Dataset rows for apps and sites
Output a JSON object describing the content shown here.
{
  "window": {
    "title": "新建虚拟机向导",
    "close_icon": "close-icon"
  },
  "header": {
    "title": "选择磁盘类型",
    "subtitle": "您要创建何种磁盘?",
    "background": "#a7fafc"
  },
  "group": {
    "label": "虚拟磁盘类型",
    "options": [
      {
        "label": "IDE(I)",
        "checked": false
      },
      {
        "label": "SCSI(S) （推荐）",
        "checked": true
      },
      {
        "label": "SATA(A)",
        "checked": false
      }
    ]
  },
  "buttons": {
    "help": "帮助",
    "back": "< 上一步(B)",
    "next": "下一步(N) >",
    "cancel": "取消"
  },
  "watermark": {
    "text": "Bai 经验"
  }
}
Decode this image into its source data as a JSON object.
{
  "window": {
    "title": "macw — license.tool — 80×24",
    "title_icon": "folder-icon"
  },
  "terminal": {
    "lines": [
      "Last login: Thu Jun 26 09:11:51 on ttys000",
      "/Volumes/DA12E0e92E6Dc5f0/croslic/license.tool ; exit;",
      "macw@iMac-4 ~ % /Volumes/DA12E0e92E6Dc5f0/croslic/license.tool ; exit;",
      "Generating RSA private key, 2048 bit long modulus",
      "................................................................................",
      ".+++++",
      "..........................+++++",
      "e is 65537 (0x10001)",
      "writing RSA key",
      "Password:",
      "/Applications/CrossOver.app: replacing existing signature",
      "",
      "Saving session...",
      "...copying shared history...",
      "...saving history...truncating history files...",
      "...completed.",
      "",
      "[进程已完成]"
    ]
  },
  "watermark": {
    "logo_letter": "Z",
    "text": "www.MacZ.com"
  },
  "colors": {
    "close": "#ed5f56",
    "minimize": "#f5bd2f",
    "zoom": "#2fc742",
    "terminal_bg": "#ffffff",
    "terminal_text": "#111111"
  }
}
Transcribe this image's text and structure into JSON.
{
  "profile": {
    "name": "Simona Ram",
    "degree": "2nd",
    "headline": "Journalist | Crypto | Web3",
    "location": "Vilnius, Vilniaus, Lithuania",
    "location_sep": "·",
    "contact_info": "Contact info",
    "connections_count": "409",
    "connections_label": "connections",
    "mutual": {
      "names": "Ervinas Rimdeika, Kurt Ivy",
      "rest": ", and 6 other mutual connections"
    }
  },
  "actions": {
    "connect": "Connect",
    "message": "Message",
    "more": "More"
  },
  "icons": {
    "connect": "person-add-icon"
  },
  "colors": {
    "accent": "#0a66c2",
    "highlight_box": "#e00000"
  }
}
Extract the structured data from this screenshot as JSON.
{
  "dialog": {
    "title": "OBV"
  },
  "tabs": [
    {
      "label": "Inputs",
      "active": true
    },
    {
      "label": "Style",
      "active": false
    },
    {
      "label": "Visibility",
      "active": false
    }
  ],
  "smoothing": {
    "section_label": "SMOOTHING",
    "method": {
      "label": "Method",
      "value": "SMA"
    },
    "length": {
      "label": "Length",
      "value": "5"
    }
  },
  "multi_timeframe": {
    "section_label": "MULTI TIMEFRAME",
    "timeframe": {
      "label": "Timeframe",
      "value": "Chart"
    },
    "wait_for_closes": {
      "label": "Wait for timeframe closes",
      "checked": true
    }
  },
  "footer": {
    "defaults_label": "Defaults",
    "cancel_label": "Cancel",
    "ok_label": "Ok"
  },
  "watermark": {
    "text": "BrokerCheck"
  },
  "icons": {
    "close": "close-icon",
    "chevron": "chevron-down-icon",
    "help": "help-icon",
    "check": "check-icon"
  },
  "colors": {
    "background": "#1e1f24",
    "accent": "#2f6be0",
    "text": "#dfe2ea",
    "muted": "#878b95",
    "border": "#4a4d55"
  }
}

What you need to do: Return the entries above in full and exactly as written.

Solution to this exercise:
Output a JSON object describing the content shown here.
{
  "window": {
    "title": "新建虚拟机向导",
    "close_icon": "close-icon"
  },
  "header": {
    "title": "选择磁盘类型",
    "subtitle": "您要创建何种磁盘?",
    "background": "#a7fafc"
  },
  "group": {
    "label": "虚拟磁盘类型",
    "options": [
      {
        "label": "IDE(I)",
        "checked": false
      },
      {
        "label": "SCSI(S) （推荐）",
        "checked": true
      },
      {
        "label": "SATA(A)",
        "checked": false
      }
    ]
  },
  "buttons": {
    "help": "帮助",
    "back": "< 上一步(B)",
    "next": "下一步(N) >",
    "cancel": "取消"
  },
  "watermark": {
    "text": "Bai 经验"
  }
}
Decode this image into its source data as a JSON object.
{
  "window": {
    "title": "macw — license.tool — 80×24",
    "title_icon": "folder-icon"
  },
  "terminal": {
    "lines": [
      "Last login: Thu Jun 26 09:11:51 on ttys000",
      "/Volumes/DA12E0e92E6Dc5f0/croslic/license.tool ; exit;",
      "macw@iMac-4 ~ % /Volumes/DA12E0e92E6Dc5f0/croslic/license.tool ; exit;",
      "Generating RSA private key, 2048 bit long modulus",
      "................................................................................",
      ".+++++",
      "..........................+++++",
      "e is 65537 (0x10001)",
      "writing RSA key",
      "Password:",
      "/Applications/CrossOver.app: replacing existing signature",
      "",
      "Saving session...",
      "...copying shared history...",
      "...saving history...truncating history files...",
      "...completed.",
      "",
      "[进程已完成]"
    ]
  },
  "watermark": {
    "logo_letter": "Z",
    "text": "www.MacZ.com"
  },
  "colors": {
    "close": "#ed5f56",
    "minimize": "#f5bd2f",
    "zoom": "#2fc742",
    "terminal_bg": "#ffffff",
    "terminal_text": "#111111"
  }
}
Transcribe this image's text and structure into JSON.
{
  "profile": {
    "name": "Simona Ram",
    "degree": "2nd",
    "headline": "Journalist | Crypto | Web3",
    "location": "Vilnius, Vilniaus, Lithuania",
    "location_sep": "·",
    "contact_info": "Contact info",
    "connections_count": "409",
    "connections_label": "connections",
    "mutual": {
      "names": "Ervinas Rimdeika, Kurt Ivy",
      "rest": ", and 6 other mutual connections"
    }
  },
  "actions": {
    "connect": "Connect",
    "message": "Message",
    "more": "More"
  },
  "icons": {
    "connect": "person-add-icon"
  },
  "colors": {
    "accent": "#0a66c2",
    "highlight_box": "#e00000"
  }
}
Extract the structured data from this screenshot as JSON.
{
  "dialog": {
    "title": "OBV"
  },
  "tabs": [
    {
      "label": "Inputs",
      "active": true
    },
    {
      "label": "Style",
      "active": false
    },
    {
      "label": "Visibility",
      "active": false
    }
  ],
  "smoothing": {
    "section_label": "SMOOTHING",
    "method": {
      "label": "Method",
      "value": "SMA"
    },
    "length": {
      "label": "Length",
      "value": "5"
    }
  },
  "multi_timeframe": {
    "section_label": "MULTI TIMEFRAME",
    "timeframe": {
      "label": "Timeframe",
      "value": "Chart"
    },
    "wait_for_closes": {
      "label": "Wait for timeframe closes",
      "checked": true
    }
  },
  "footer": {
    "defaults_label": "Defaults",
    "cancel_label": "Cancel",
    "ok_label": "Ok"
  },
  "watermark": {
    "text": "BrokerCheck"
  },
  "icons": {
    "close": "close-icon",
    "chevron": "chevron-down-icon",
    "help": "help-icon",
    "check": "check-icon"
  },
  "colors": {
    "background": "#1e1f24",
    "accent": "#2f6be0",
    "text": "#dfe2ea",
    "muted": "#878b95",
    "border": "#4a4d55"
  }
}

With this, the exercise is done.